Like most German Austrians, he had no particular hostility to Poles, who were not regarded as an ethnic threat within the Austrian lands. In fact, his conciliatory attitude toward Poland between 1933 and 1939, contrasting strongly with the "cold war" waged by the Weimar Republic, surprised many contemporary observers, and was expalined by them as due to his Austrian origin; he was pursuing a traditional Austrian policy toward Poland, as opposed to the Prussian policy of confrontation.
Furthermore, even in regard to Czechoslovakia, his enmity was reserved for the Czechs (and Jews), not the minority peoples who made up just on half the population of that country. In the Munich settlement in September 1938 he forced the Czech Government to grant autonomy to Slovakia and Ruthenia (the latter had been promised autonomy in the Versailles strtlement but it had been withheld by the Czechs), as well as ceding German- and Hungarian-inhabited lands.
In March 1939, he forced the final break up of Czecho-slovakia (the federal state which had replaced the unitary Czechoslovakia in the Munich settlement), establishing a protectorate over Czechia (which retained its existing government under President Hacha) and giving independence to Slovakia and Ruthenia (in the latter case only for a few days before it was annexed by Hungary).
The real change in Czechoslovakia came at Munich, not in March 1939. It was at Munich that the Benes regime was overthrown and puppet regimes under Hacha in Czechia and Tiso in Slovakia established. Both regimes continued after march 1939; the main change was the disbandement of the Czech army, still basically loyal to Benes and plotting to upset the Munich settlement by subverting Slovak autonomy.
It also needs to be remembered that Poland had supported Germany in the elimination of Czechoslovakia in September 1938, taking the disputed Cieszyn territory and hoping to partition Slovakia with Hungary.

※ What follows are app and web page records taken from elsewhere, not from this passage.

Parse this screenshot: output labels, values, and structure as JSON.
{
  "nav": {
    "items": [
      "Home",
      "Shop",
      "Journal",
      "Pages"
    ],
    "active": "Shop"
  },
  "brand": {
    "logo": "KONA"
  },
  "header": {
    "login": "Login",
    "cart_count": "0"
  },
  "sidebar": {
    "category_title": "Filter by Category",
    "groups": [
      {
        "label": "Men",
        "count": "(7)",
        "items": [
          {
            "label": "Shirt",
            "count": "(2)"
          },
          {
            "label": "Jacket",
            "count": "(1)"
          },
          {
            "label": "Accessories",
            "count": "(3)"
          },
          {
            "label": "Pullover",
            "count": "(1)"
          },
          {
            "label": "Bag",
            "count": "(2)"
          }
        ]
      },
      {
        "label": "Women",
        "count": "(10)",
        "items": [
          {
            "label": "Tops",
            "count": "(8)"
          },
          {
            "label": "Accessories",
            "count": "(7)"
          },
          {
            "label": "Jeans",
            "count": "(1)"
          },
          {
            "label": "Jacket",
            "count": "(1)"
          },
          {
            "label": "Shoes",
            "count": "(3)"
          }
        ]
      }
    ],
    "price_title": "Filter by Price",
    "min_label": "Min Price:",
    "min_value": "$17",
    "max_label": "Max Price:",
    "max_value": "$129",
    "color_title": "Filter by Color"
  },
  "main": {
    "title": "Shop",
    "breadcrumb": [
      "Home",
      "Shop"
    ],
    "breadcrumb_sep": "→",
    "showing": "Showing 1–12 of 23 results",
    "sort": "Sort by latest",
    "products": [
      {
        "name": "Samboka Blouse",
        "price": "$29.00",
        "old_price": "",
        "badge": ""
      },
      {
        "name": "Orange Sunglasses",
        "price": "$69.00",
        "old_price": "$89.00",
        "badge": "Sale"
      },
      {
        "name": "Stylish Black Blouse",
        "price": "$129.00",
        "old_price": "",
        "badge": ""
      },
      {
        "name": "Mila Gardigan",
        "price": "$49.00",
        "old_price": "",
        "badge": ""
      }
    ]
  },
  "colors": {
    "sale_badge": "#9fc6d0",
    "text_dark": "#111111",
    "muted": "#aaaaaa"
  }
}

What would have been the effect on Poland's access to the sea?
In the first place, Germany proposed that Poland would have designated crossing points over or under the extra-territorial German combined road and rail link to East Prussia, thereby maintaining access to its new port at Gdynia, which by 1939 had equalled Danzig in the volume of Polish overseas trade passing through it.
In other words, there would have been a German passage across Polish territory linking East Prussia to the main part of Germany, and a similar Polish passage across the German passage linking the port of Gdynia to the main part of Poland.
As far as Polish access to the port of Danzig was concerned, the model of Memel could have been followed.
In March 1939, Germany compelled Lithuania to return Memel and the surrounding territory to it. However, it entered into a treaty with Lithuania that gave the latter full access to the port of Memel without customs barriers. A similar arrangement could have been made with Poland in the case of a Danzig returned to German sovereignty.
The treaty allowing Lithuanian access to Memel remained in operation until the Soviet occupation of Lithuania in June 1940 and its subsequent annexation. At that pont Germany rescinded the treaty and access to Memel, arguing that such access had been granted to an independent Lithuania, not to the Soviet Union.
That caused conflict between Germany and the Soviet Union, which wanted to use the port of Memel as the inheritor of Lithuania's rights, a conflict that is fully documented in diplomatic exchanges between Germany and the Soviet Union at that time.